_WHAT TO DO_. Among the lines below, tally those holding the string "true" and give the total only.

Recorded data
________

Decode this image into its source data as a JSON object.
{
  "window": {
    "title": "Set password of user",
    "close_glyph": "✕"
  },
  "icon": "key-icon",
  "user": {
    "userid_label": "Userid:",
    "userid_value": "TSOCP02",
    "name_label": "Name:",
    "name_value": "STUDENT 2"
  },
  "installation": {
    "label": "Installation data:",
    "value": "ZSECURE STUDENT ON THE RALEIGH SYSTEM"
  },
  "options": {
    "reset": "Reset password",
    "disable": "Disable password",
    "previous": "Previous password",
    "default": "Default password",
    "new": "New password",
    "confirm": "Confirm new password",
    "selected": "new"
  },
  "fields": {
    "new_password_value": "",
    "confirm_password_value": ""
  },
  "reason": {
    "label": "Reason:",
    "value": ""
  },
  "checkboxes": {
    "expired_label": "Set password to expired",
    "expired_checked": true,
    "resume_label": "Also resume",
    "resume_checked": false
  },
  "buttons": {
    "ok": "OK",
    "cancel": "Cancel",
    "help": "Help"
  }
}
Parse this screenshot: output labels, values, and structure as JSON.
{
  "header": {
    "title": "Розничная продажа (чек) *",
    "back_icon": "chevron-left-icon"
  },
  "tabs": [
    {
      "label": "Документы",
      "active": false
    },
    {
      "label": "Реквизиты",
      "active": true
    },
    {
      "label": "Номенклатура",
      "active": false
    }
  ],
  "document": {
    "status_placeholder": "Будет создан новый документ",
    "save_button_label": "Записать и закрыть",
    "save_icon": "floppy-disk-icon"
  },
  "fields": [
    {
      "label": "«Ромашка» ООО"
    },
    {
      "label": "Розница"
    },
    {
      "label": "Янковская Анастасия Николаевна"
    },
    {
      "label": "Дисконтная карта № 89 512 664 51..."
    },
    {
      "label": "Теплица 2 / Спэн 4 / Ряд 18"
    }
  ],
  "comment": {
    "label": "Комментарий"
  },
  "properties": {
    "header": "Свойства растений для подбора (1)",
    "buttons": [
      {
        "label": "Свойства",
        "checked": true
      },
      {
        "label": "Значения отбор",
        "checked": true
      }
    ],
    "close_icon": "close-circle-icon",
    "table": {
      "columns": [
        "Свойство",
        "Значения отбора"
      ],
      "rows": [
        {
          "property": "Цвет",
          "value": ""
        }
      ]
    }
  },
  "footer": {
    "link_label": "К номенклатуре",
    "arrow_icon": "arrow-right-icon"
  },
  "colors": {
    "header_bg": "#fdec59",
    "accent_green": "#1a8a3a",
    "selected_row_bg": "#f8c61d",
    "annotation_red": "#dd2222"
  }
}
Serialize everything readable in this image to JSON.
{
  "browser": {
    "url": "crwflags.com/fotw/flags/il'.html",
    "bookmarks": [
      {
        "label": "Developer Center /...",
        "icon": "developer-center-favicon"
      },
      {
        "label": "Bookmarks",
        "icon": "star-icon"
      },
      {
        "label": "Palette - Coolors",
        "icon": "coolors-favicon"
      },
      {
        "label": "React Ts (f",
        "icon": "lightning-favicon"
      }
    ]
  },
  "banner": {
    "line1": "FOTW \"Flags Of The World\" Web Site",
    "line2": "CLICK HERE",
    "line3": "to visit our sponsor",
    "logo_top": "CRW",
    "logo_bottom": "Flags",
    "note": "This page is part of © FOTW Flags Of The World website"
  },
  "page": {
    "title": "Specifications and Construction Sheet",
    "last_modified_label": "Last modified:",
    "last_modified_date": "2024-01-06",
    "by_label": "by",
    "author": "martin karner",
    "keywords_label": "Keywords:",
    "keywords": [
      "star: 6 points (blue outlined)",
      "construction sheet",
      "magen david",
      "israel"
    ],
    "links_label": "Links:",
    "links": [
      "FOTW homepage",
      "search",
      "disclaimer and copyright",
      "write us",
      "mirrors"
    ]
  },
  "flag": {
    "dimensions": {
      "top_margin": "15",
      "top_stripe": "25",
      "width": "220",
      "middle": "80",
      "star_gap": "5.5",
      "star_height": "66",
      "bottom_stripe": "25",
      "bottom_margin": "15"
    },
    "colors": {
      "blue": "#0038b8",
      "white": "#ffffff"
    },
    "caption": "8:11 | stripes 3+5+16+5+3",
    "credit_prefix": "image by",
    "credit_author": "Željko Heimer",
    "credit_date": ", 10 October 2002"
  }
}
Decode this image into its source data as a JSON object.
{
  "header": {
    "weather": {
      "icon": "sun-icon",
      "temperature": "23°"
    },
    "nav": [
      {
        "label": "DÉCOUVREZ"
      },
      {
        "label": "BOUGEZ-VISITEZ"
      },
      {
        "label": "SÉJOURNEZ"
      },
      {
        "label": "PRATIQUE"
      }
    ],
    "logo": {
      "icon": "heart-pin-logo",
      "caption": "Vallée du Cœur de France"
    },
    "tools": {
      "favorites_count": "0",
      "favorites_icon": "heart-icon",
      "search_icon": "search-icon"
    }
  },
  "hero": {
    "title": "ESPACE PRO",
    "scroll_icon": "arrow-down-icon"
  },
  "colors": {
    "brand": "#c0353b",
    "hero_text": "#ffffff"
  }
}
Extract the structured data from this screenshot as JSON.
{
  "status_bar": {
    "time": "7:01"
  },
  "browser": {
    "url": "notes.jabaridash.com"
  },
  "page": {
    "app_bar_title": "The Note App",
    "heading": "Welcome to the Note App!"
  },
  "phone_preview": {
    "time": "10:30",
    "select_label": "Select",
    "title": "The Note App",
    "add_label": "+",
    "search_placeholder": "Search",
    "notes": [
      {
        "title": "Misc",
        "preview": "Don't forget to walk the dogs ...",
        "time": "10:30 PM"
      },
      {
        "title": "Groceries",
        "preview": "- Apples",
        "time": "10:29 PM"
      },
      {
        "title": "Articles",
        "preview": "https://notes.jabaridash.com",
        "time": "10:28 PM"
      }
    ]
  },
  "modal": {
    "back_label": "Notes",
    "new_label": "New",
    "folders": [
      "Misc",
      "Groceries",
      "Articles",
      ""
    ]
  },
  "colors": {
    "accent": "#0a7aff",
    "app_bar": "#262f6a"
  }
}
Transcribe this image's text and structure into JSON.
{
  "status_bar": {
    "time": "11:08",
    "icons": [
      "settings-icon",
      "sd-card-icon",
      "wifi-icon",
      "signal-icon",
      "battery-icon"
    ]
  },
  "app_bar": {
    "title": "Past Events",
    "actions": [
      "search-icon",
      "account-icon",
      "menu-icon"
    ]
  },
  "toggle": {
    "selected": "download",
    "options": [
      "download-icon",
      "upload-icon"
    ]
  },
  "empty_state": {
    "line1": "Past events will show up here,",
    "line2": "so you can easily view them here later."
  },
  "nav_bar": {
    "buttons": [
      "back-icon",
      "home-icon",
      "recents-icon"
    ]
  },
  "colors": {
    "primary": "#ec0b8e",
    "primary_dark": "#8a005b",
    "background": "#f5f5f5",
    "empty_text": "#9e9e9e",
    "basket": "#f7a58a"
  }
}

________

_RESPONSE TO THIS TASK_. 4